The various sale departments at the Stores were thronged all day from morning to night during this week before Christmas with crowds of purchasers, but the correspondence on business matters, such as engaged Norah, fell off as the holidays approached, and next morning, when she arrived, she found not more than a dozen letters for her to open. Charles, however, was being worked off his feet in the book-department, where were a hundred types of suitable Christmas gifts (the more expensive being bound in stuffed morocco, so that the sides of them resembled flattish{185} cushions) and Norah intended, as soon as she had finished her shorthand transcription, to proceed at once with the typewriting, and then ask leave of Keeling to go and help her brother. He arrived but a few minutes after her, and in half an hour her shorthand dictation was finished.

‘I was going to typewrite these at once,’ she said, ‘if you’ll allow me, and then go and help Charles in the book department.’

Keeling pushed back his chair as he often did when he was disposed for a few minutes’ talk, putting a gap between himself and his business table.
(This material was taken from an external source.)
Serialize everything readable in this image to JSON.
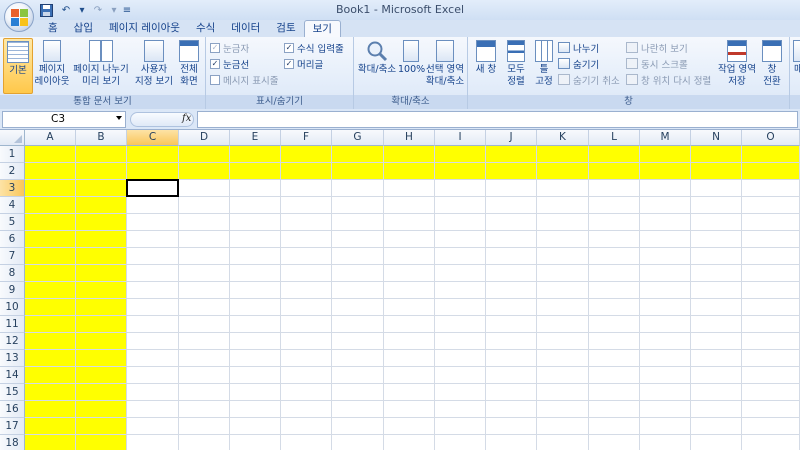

He gave her a smile and a long look.

‘Have you seen the books?’ he said. ‘I’m almost ashamed to get a profit out of such muck. Beastly paper, beastly printing, and squash bindings. The more expensive they are, the more loathsome.’

She laughed.

‘They are pretty bad,’ she said. ‘But there’s a big sale for them. May I go and help Charles?’

‘And not do any work in my library this morning?’ he asked.

‘Unless you wish me to.’

He paused.

‘I do rather,’ he said. ‘I want that work to go on as usual. Monday is your regular day to go there.’

Now yesterday, when Norah met Mrs Keeling in the porch, the latter had been so very normal{186} and condescending that she had scarcely given another thought to the encounter. Mrs Keeling had often met her coming or going to her work, and had always a word for her even as she had had yesterday. But instantly now, when Keeling expressed a wish that she should go there this morning, she connected it in her mind with that meeting.

‘I will go if you like,’ she said.